Application Domain-specific Multi-objective Optimization

This project is a branch of Automatic Implementation of Secure Silicon (AISS) program which aims to increase the security of our nation’s semiconductor supply chain. Through a team of academic, government and industry partners, the AISS program aims to automate the process of incorporating scalable defense mechanisms into semiconductor chip designs, while allowing designers to explore chip economics versus security trade-offs based on the expected application.

AISS is composed of two teams of researchers and engineers who will explore the development of a novel design tool and IP ecosystem – which includes tool vendors, chip developers, and IP licensors – allowing defenses to be incorporated efficiently into chip designs. The expected AISS technologies could enable hardware developers to not only integrate the appropriate level of state-of-the-art security based on the target application, but also balance security with economic considerations like power consumption, die area, and performance.

The machine learning applications can be seen as the combinations of domain specific functions (DSFs). Each DSF has different computation requirements and therefore, the performance of DSFs depends on the underlying hardware.
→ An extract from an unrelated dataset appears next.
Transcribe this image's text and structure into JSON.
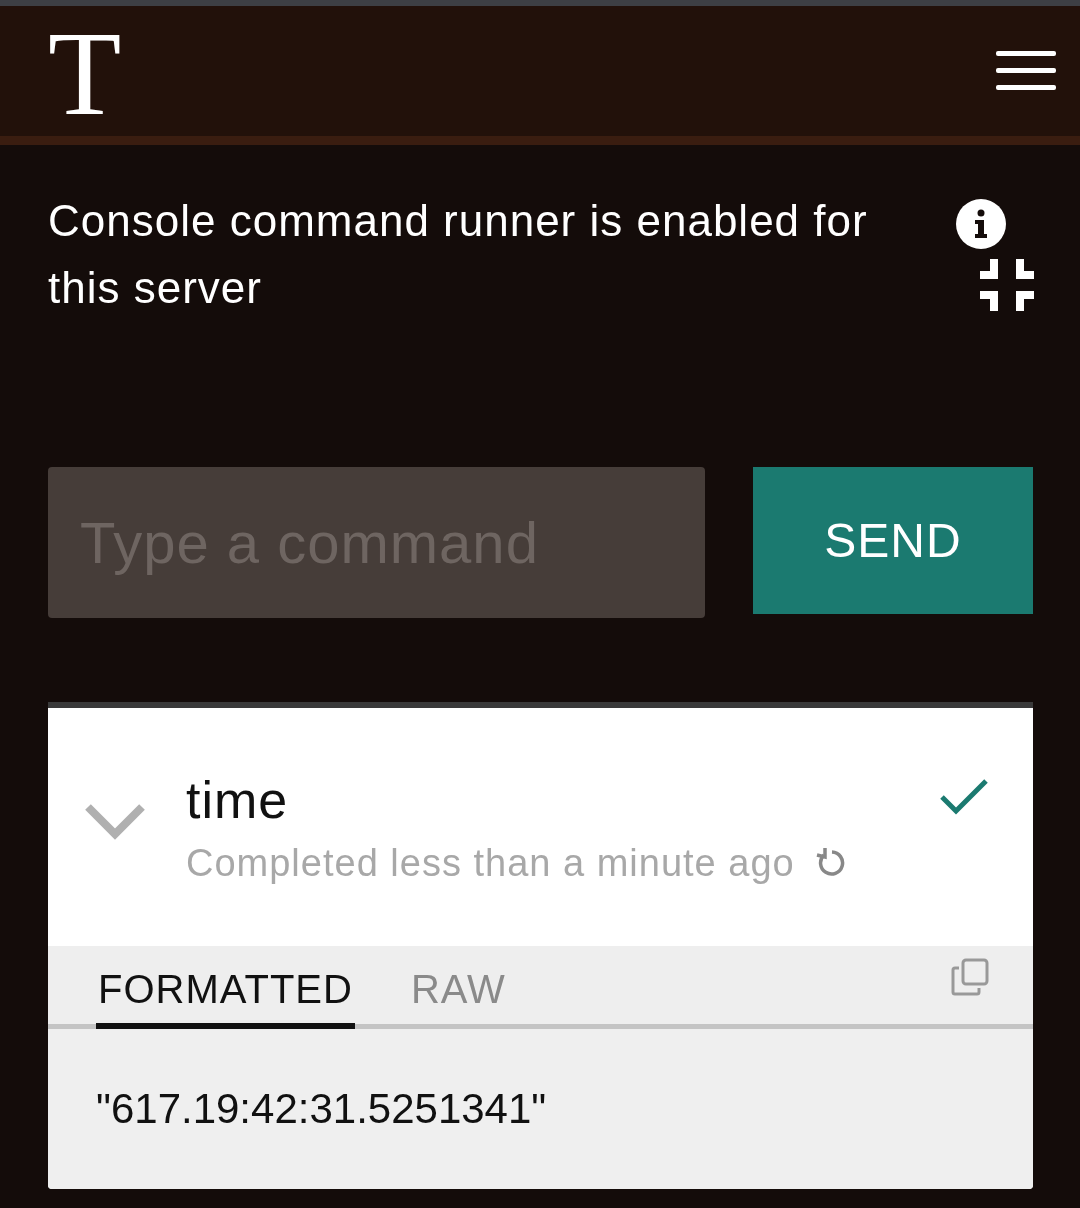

This project aims to optimize the performance of machine learning applications by finding the optimal hardware parameters at pre-silicon time. In order to do that, we are developing a framework that optimizes parameters of heterogeneous hardware for DSFs and gives pre-silicon design suggestions.

Project 1: Rapid PAS (Power, Area, Speed) Estimation of a Neural Network at the SoC level

When multiple neural network architectures are available, benchmarking can be time consuming to find optimal architecture. Moreover, if the target platform is in the pre-silicon phase, benchmarking can only be done with simulators which take a very long time. In this project, we are trying to estimate the inference delay and power consumption of neural networks without running them on computing platforms. In order to do this, we collect inference delay and power consumption data of different neural networks on different computing platforms and use this information to train machine learning algorithms.

Project 2: Intelligent Exploration for DSF-IP Mapping and Hardware Configurations for Optimal PAS Performance

Given a fine-grained DSF selection, a neural network can have an infinitely large number of DSF combinations. There are multiple optimal DSF combinations for different inference delay and power consumption requirements for a neural network. Since the state space is too large, it is hard to find optimal DSF combinations by exhaustive searching. Therefore, we are developing machine learning algorithms to find optimal DSF combinations for different inference delay and power consumption requirements.

Project 3: Contention-aware Adaptive Model Selection for Neural Network Applications

In any computing system, unexpected contention creates unexpected delays. Unexpected delays are not wanted due to various reasons such as safety critical applications or quality of the applications. In this project, we are using the approximate nature of neural networks to isolate them from system contention. We are developing a framework to understand the system contention and select different neural network models for the same task. The framework’s aim is to stay under a certain inference delay threshold while maximizing the accuracy of the application.